Friday, October 01, 2010

After the Reading

I realised, yesterday afternoon, that I was getting a bit edgy about my reading at the Didsbury Arts Festival. Despite regularly standing up in public and regularly organising events its usually to do with other things - and not my own work. Also, because there were so many other things on last night - from competing events to parents' evenings for teacher friends - my carefully press-ganged crowd was looking rather thin! Of course, it all ended well. A small, but distinctly literary crowd (artists, writers, academics) joined me and James Davies, co-organiser of The Other Room and publisher of If P Then Q, for an hour with "Two Contemporary Poets." James used projections in his work and did a fascinating and varied performance of several distinctly different pieces. Although I've seen James read several times over the years, I realised it had been a while, and I was so glad he was able to join me. The most "conventional" piece - a long, fragmented poem called "Budgies" of which he read just a section was particularly funny, whilst his final piece, a litany of discarded poems - with the dates of their abandonment given like a reading at the Cenotaph must have put a chill in the soul of the writers in the audience.

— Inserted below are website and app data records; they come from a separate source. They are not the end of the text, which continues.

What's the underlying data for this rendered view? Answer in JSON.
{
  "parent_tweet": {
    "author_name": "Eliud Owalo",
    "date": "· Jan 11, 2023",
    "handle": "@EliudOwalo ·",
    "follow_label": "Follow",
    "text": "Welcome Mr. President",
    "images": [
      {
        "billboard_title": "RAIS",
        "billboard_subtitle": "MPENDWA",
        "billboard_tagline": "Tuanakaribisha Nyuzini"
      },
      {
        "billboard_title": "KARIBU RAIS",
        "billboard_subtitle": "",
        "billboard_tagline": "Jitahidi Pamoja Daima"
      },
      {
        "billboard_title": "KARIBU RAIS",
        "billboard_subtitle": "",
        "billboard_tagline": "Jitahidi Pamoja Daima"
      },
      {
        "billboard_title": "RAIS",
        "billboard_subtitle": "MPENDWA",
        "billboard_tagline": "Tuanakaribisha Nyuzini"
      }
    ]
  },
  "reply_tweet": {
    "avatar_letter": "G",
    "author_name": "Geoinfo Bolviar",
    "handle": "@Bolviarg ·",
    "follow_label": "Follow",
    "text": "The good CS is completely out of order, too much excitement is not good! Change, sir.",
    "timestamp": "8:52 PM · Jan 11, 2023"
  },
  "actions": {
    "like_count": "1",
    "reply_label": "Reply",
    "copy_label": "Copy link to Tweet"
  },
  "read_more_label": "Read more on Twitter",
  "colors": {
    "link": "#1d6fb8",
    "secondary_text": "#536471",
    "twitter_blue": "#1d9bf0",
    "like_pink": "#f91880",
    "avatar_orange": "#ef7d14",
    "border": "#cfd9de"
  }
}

After a short break for drinks, I read mainly from "Playing Solitaire for Money." Having gone to such efforts to make the sequence of the collection work well, I kept to this in the reading, choosing several poems from each part of the book. A couple of poems required explanation, I felt; not of what they meant but where they had come from, or why I'd written them. Towards the end I read four or five new poems, which seemed to go down reasonable well - inevitable tweaks that I'm sure I'll make, notwithstanding.

So it's over, for now at least. Feel a little psychically as well as physically tired - as someone who maybe reads a couple of times a year at the moment, each reading does seem a particular piece of work in its own right. For those who weren't able to attend, and to have a proper "launch" for the book, I'm planning something in town, probably in November. For now, I can relax a bit, and just enjoy the long weekend of artistic excess that is the Manchester Weekender, and, maybe, even get back to the real business of writing. One thing about poetry, that's probably not so much true of prose, is that the performance of the poetry, even if you're not a "performance poet", is, I think, as much part of your art practice as the written words on the page. At their best, the readings, and the close reading complement each other.

Just to finish by giving my thanks to Didsbury Arts Festival, particularly Maria Stripling and Linda Chase who did all the hard work organising the date; to Pizza Express for being such willing hosts; to James for agreeing to read with me; and to everyone who gave up their Thursday evening. It was a good night.